Study: Brain Chemicals Key to Spiritual Experience
Lower serotonin levels make people more open to religious practices, experiences.
BY: Frederica Saylor
"This is helping us understand how religion and spirituality affect the global us and lead us to better knowledge to how people differ and religions differ - and how they affect people better than others or worse than others," Newberg said.
Farde also indicated that understanding the role of the brain in religion and spirituality may create more respect for plurality and the way we are religious beings. While the research does not explain whether a person has a belief system, Farde said, it might indicate why the person may be more attuned to a charismatic church as opposed to one with more order and tranquility.
" Because people are different in the way they perceive religion and spirituality, it adds to the difficulty of understanding and respecting each other, " Farde explained. "By understanding the genetic component, this data can support that differences may not be a matter of views or dogma but can also be related to the way we are created from the beginning."
Dr. Keith Meador, director of the Theology and Medicine program at Duke University, said that while the article is interesting, it points toward a lot more work to be done.
"The article is misinterpreted when it tries to make the direct relationship with spirituality," said Meador, explaining that the work lacks context. "By necessity, our brain is a vital part of the fullness of our understanding and expression of religion, but it has to be interpreted. It's that contextualization that gives it any meaning."
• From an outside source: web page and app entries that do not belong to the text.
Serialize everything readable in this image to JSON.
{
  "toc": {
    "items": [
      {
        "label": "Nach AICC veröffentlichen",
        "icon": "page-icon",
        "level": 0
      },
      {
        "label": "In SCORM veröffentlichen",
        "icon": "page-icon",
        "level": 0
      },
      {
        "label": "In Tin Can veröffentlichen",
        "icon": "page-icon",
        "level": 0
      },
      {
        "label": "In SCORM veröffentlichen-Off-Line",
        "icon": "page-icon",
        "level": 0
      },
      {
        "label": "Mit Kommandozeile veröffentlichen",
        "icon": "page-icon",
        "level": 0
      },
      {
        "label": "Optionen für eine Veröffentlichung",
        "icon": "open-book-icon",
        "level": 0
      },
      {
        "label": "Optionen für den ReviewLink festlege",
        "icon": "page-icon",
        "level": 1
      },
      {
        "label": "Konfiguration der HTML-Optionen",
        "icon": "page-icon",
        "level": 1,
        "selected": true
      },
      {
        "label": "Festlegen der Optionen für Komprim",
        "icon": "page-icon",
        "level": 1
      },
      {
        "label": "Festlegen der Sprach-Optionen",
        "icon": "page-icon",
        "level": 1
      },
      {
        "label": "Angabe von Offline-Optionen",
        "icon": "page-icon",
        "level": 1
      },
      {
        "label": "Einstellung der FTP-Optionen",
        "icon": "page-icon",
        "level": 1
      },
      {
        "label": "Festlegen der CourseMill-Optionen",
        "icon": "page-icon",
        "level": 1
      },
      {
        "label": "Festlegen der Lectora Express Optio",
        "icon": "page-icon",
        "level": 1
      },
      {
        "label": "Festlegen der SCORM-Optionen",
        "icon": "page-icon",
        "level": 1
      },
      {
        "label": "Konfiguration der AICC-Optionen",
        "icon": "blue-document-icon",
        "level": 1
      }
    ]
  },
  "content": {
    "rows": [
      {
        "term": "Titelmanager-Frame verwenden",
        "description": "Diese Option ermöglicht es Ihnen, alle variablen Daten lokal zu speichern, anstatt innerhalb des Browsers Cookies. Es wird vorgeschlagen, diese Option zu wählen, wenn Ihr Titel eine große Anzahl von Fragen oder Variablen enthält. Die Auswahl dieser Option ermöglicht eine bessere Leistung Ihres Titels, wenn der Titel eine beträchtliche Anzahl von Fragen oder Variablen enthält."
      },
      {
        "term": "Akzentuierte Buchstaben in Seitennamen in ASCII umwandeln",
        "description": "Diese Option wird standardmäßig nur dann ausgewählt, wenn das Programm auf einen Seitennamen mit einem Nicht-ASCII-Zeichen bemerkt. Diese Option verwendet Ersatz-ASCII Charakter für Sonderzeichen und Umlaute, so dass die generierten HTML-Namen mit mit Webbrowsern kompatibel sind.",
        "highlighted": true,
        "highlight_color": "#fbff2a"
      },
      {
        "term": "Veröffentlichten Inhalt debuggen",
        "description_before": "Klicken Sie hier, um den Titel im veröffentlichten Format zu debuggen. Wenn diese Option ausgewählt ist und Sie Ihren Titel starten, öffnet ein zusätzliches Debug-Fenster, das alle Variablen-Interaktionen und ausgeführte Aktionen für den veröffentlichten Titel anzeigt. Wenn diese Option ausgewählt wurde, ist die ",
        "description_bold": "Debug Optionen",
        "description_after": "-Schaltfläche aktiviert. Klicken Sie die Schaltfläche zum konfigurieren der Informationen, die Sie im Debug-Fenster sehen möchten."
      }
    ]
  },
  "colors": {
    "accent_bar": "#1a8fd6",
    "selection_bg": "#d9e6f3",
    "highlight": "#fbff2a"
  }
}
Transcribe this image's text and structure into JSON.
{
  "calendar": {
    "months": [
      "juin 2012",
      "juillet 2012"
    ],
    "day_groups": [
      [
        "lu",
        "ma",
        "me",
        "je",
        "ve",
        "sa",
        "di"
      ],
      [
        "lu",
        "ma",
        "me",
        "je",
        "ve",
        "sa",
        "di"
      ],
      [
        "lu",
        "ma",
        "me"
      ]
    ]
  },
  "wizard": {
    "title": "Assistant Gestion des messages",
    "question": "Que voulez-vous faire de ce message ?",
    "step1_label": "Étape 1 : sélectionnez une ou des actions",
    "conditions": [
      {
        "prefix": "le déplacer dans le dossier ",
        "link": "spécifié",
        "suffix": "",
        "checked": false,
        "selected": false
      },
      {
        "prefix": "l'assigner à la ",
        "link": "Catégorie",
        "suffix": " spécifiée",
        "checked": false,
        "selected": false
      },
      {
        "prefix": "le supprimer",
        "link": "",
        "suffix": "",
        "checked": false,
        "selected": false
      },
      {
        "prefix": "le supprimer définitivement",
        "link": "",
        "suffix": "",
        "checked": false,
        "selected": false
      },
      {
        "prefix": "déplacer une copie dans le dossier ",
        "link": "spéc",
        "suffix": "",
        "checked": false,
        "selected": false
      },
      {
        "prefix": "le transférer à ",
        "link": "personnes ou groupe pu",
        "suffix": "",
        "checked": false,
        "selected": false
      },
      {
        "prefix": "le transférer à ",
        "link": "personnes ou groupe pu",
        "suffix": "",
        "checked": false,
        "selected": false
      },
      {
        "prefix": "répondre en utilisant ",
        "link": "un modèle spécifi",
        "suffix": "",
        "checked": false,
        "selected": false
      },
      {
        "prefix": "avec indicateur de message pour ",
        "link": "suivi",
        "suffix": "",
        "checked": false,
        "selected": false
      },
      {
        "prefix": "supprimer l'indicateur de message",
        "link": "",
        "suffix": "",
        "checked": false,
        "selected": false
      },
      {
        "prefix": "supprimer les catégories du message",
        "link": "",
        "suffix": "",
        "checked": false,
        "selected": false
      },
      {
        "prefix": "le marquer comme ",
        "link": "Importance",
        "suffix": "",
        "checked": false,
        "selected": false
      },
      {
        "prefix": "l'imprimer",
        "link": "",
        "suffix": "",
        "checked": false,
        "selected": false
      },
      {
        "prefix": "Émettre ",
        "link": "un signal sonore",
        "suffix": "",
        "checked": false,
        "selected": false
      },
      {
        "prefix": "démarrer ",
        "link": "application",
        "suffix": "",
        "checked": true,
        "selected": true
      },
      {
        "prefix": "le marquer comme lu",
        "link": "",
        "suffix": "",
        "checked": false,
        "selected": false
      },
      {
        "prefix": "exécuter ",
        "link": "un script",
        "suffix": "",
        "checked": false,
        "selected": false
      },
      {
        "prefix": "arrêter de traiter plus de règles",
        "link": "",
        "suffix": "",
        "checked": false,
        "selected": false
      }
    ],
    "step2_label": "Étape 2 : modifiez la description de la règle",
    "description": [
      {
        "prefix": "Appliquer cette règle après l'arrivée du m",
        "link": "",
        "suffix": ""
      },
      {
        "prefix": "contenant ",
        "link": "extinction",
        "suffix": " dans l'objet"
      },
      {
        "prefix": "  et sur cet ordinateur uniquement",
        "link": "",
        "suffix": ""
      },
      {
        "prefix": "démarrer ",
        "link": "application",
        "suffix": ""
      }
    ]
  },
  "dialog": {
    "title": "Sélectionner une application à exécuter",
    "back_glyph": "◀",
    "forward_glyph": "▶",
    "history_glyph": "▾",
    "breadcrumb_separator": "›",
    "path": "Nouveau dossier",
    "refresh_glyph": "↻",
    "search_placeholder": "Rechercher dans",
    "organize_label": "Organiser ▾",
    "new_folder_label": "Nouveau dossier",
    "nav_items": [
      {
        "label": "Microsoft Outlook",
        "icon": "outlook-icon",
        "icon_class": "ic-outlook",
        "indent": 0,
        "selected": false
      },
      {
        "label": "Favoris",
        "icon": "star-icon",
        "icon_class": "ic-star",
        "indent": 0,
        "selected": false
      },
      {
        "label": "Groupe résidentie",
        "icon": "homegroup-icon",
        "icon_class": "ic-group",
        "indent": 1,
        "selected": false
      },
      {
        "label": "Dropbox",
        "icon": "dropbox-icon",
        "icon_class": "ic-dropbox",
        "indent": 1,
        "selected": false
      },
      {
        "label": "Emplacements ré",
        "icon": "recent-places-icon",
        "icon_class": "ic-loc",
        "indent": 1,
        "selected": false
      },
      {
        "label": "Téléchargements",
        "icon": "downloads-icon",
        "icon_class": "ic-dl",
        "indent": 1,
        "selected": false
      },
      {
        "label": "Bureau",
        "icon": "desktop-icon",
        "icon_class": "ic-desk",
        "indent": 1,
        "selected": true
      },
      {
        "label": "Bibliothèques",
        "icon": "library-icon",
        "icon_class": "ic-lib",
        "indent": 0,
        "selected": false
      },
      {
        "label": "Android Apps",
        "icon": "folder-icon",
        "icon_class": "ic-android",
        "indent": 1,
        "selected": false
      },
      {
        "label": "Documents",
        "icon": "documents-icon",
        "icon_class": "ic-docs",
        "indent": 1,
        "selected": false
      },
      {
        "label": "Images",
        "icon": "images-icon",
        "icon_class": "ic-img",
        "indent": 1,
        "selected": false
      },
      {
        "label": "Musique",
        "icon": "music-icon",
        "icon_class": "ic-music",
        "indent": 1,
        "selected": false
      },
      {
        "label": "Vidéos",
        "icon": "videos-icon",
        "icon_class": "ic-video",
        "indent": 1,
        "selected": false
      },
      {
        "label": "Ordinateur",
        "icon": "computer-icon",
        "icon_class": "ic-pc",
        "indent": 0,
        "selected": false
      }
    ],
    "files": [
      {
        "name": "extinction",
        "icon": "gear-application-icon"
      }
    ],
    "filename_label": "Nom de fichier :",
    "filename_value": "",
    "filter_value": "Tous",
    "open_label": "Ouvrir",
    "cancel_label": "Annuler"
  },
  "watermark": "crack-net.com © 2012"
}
Meador added that there is a temptation to define perceptual phenomena as spiritual.